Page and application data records
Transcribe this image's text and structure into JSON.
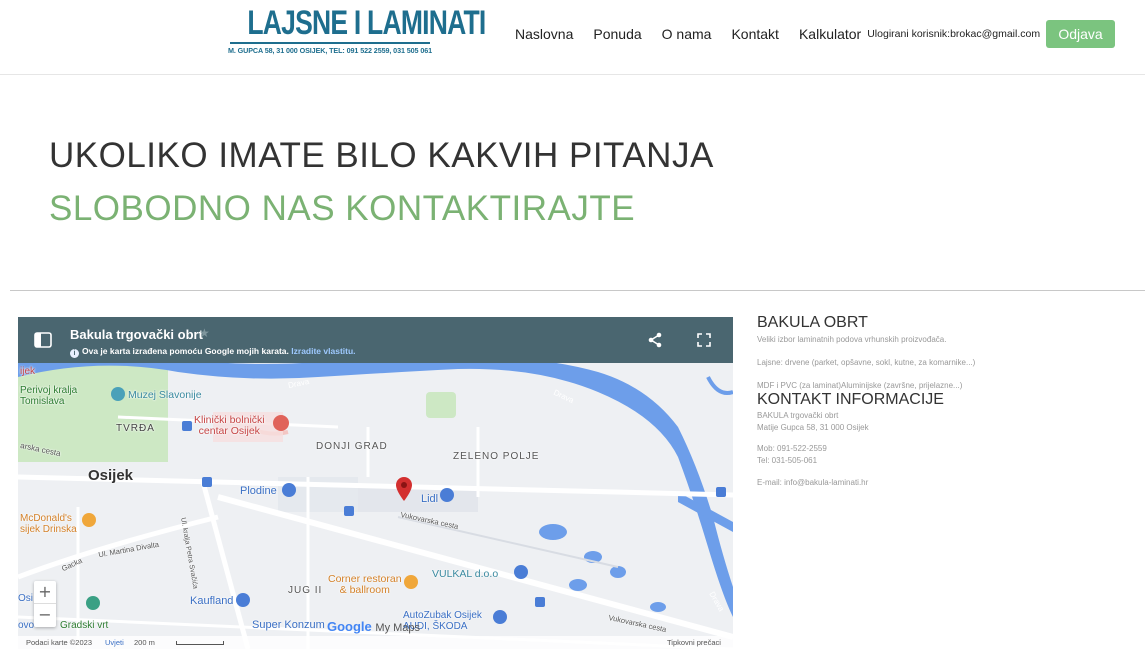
{
  "header": {
    "logo_title": "LAJSNE I LAMINATI",
    "logo_subtitle": "M. GUPCA 58, 31 000 OSIJEK, TEL: 091 522 2559, 031 505 061",
    "nav": [
      "Naslovna",
      "Ponuda",
      "O nama",
      "Kontakt",
      "Kalkulator"
    ],
    "user_label": "Ulogirani korisnik:brokac@gmail.com",
    "logout_label": "Odjava"
  },
  "hero": {
    "line1": "UKOLIKO IMATE BILO KAKVIH PITANJA",
    "line2": "SLOBODNO NAS KONTAKTIRAJTE"
  },
  "map": {
    "title": "Bakula trgovački obrt",
    "info_text": "Ova je karta izrađena pomoću Google mojih karata.",
    "info_link": "Izradite vlastitu.",
    "labels": {
      "perivoj": "Perivoj kralja\nTomislava",
      "muzej": "Muzej Slavonije",
      "tvrda": "TVRĐA",
      "klinicki": "Klinički bolnički\ncentar Osijek",
      "donji_grad": "DONJI GRAD",
      "zeleno_polje": "ZELENO POLJE",
      "osijek": "Osijek",
      "plodine": "Plodine",
      "lidl": "Lidl",
      "mcdonalds": "McDonald's\nsijek Drinska",
      "martina": "Ul. Martina Divalta",
      "kralja_petra": "Ul. kralja Petra Svačića",
      "vukovarska": "Vukovarska cesta",
      "vukovarska2": "Vukovarska cesta",
      "drava1": "Drava",
      "drava2": "Drava",
      "drava3": "Drava",
      "vulkal": "VULKAL d.o.o",
      "jug": "JUG II",
      "corner": "Corner restoran\n& ballroom",
      "kaufland": "Kaufland",
      "autozubak": "AutoZubak Osijek\nAUDI, ŠKODA",
      "super_konzum": "Super Konzum",
      "gradski": "Gradski vrt",
      "ijek": "ijek",
      "osi": "Osi",
      "ovo": "ovo",
      "gacka": "Gacka",
      "arska": "arska cesta"
    },
    "google_logo": "Google",
    "my_maps": "My Maps",
    "footer": {
      "data": "Podaci karte ©2023",
      "terms": "Uvjeti",
      "scale": "200 m",
      "shortcuts": "Tipkovni prečaci"
    },
    "zoom_in": "+",
    "zoom_out": "−",
    "icons": [
      "menu-icon",
      "star-icon",
      "info-icon",
      "share-icon",
      "fullscreen-icon",
      "map-pin-icon"
    ]
  },
  "contact": {
    "heading1": "BAKULA OBRT",
    "intro": "Veliki izbor laminatnih podova vrhunskih proizvođača.",
    "lajsne": "Lajsne: drvene (parket, opšavne, sokl, kutne, za komarnike...)",
    "mdf": "MDF i PVC (za laminat)Aluminijske (završne, prijelazne...)",
    "heading2": "KONTAKT INFORMACIJE",
    "company": "BAKULA trgovački obrt",
    "address": "Matije Gupca 58, 31 000 Osijek",
    "mob": "Mob: 091-522-2559",
    "tel": "Tel: 031-505-061",
    "email": "E-mail: info@bakula-laminati.hr"
  },
  "colors": {
    "brand_blue": "#1e6e8e",
    "accent_green": "#7bb273",
    "button_green": "#7bc47f",
    "map_header": "#4a6670",
    "river": "#6d9eea",
    "pin_red": "#d32f2f"
  }
}
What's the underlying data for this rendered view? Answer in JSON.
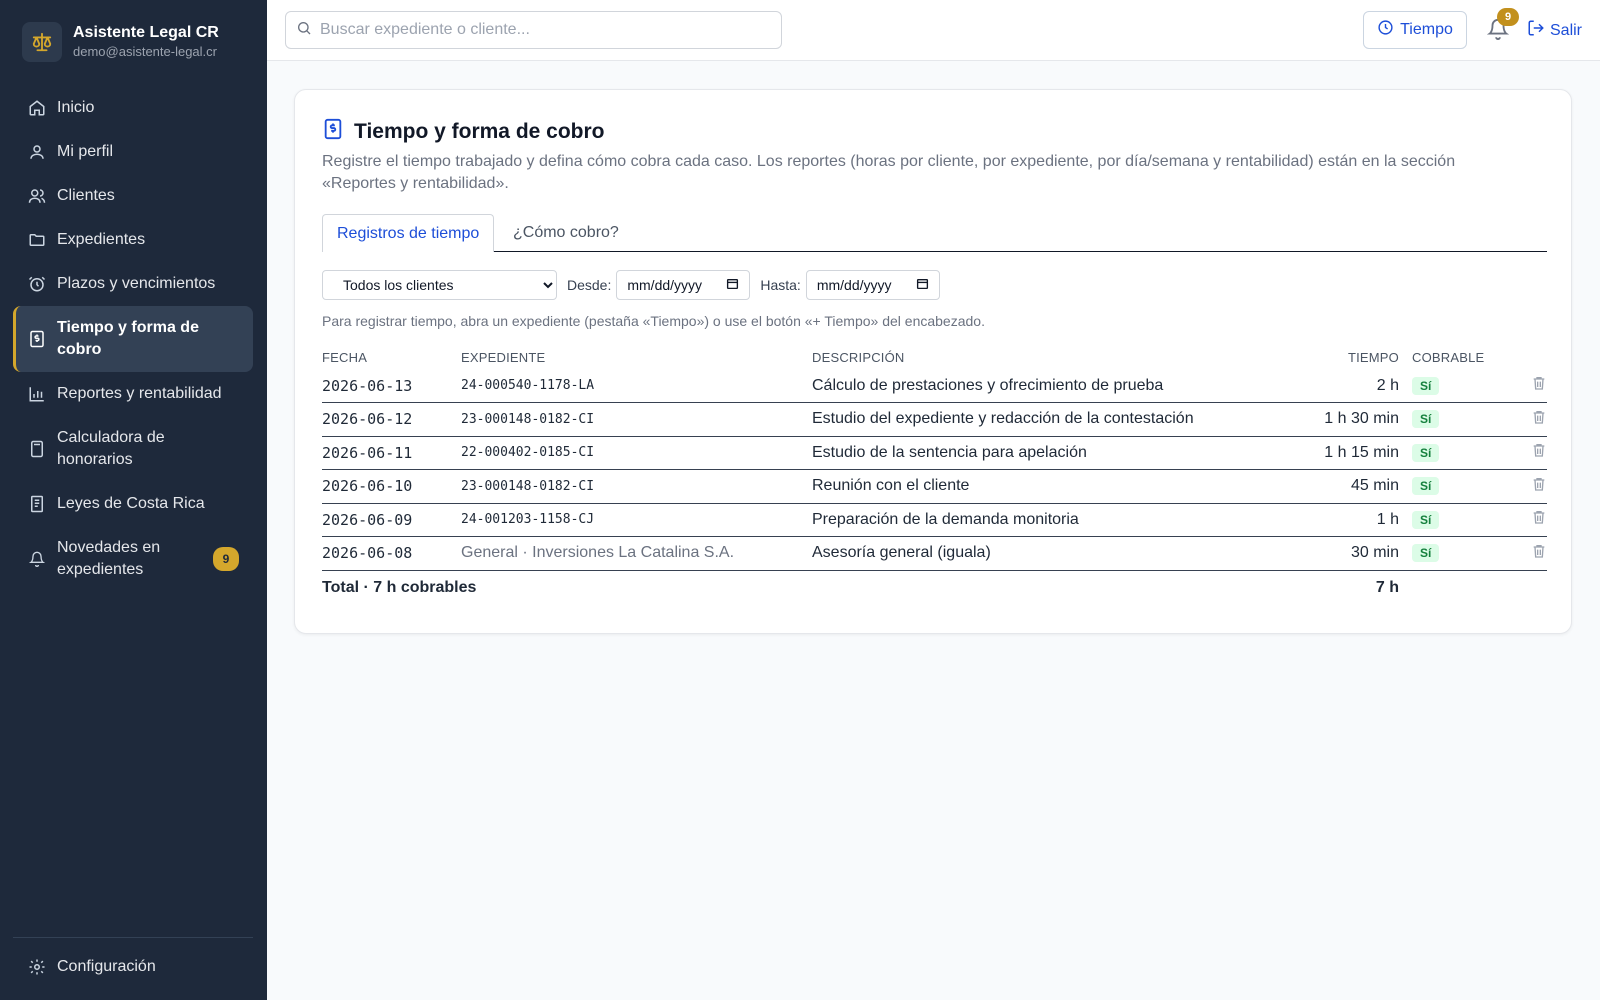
{
  "brand": {
    "name": "Asistente Legal CR",
    "email": "demo@asistente-legal.cr"
  },
  "nav": {
    "items": [
      {
        "label": "Inicio",
        "icon": "home-icon"
      },
      {
        "label": "Mi perfil",
        "icon": "user-icon"
      },
      {
        "label": "Clientes",
        "icon": "users-icon"
      },
      {
        "label": "Expedientes",
        "icon": "folder-icon"
      },
      {
        "label": "Plazos y vencimientos",
        "icon": "alarm-clock-icon"
      },
      {
        "label": "Tiempo y forma de cobro",
        "icon": "receipt-icon",
        "active": true
      },
      {
        "label": "Reportes y rentabilidad",
        "icon": "bar-chart-icon"
      },
      {
        "label": "Calculadora de honorarios",
        "icon": "calculator-icon"
      },
      {
        "label": "Leyes de Costa Rica",
        "icon": "book-icon"
      },
      {
        "label": "Novedades en expedientes",
        "icon": "bell-icon",
        "badge": "9"
      }
    ],
    "settings_label": "Configuración"
  },
  "topbar": {
    "search_placeholder": "Buscar expediente o cliente...",
    "time_button": "Tiempo",
    "notifications_count": "9",
    "logout_label": "Salir"
  },
  "page": {
    "title": "Tiempo y forma de cobro",
    "description": "Registre el tiempo trabajado y defina cómo cobra cada caso. Los reportes (horas por cliente, por expediente, por día/semana y rentabilidad) están en la sección «Reportes y rentabilidad».",
    "tabs": [
      {
        "label": "Registros de tiempo",
        "active": true
      },
      {
        "label": "¿Cómo cobro?",
        "active": false
      }
    ],
    "filters": {
      "client_selected": "Todos los clientes",
      "from_label": "Desde:",
      "to_label": "Hasta:",
      "date_placeholder": "mm/dd/yyyy"
    },
    "hint": "Para registrar tiempo, abra un expediente (pestaña «Tiempo») o use el botón «+ Tiempo» del encabezado.",
    "table": {
      "headers": [
        "FECHA",
        "EXPEDIENTE",
        "DESCRIPCIÓN",
        "TIEMPO",
        "COBRABLE"
      ],
      "rows": [
        {
          "date": "2026-06-13",
          "case": "24-000540-1178-LA",
          "description": "Cálculo de prestaciones y ofrecimiento de prueba",
          "time": "2 h",
          "billable": "Sí"
        },
        {
          "date": "2026-06-12",
          "case": "23-000148-0182-CI",
          "description": "Estudio del expediente y redacción de la contestación",
          "time": "1 h 30 min",
          "billable": "Sí"
        },
        {
          "date": "2026-06-11",
          "case": "22-000402-0185-CI",
          "description": "Estudio de la sentencia para apelación",
          "time": "1 h 15 min",
          "billable": "Sí"
        },
        {
          "date": "2026-06-10",
          "case": "23-000148-0182-CI",
          "description": "Reunión con el cliente",
          "time": "45 min",
          "billable": "Sí"
        },
        {
          "date": "2026-06-09",
          "case": "24-001203-1158-CJ",
          "description": "Preparación de la demanda monitoria",
          "time": "1 h",
          "billable": "Sí"
        },
        {
          "date": "2026-06-08",
          "case": "General · Inversiones La Catalina S.A.",
          "description": "Asesoría general (iguala)",
          "time": "30 min",
          "billable": "Sí",
          "general": true
        }
      ],
      "total_label": "Total · 7 h cobrables",
      "total_time": "7 h"
    }
  },
  "colors": {
    "sidebar": "#1e293b",
    "accent": "#1d4ed8",
    "gold": "#d4a72c",
    "billable_bg": "#dcfce7",
    "billable_text": "#15803d"
  }
}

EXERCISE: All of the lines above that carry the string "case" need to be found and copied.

RESPONSE AREA:
          "case": "24-000540-1178-LA",
          "case": "23-000148-0182-CI",
          "case": "22-000402-0185-CI",
          "case": "23-000148-0182-CI",
          "case": "24-001203-1158-CJ",
          "case": "General · Inversiones La Catalina S.A.",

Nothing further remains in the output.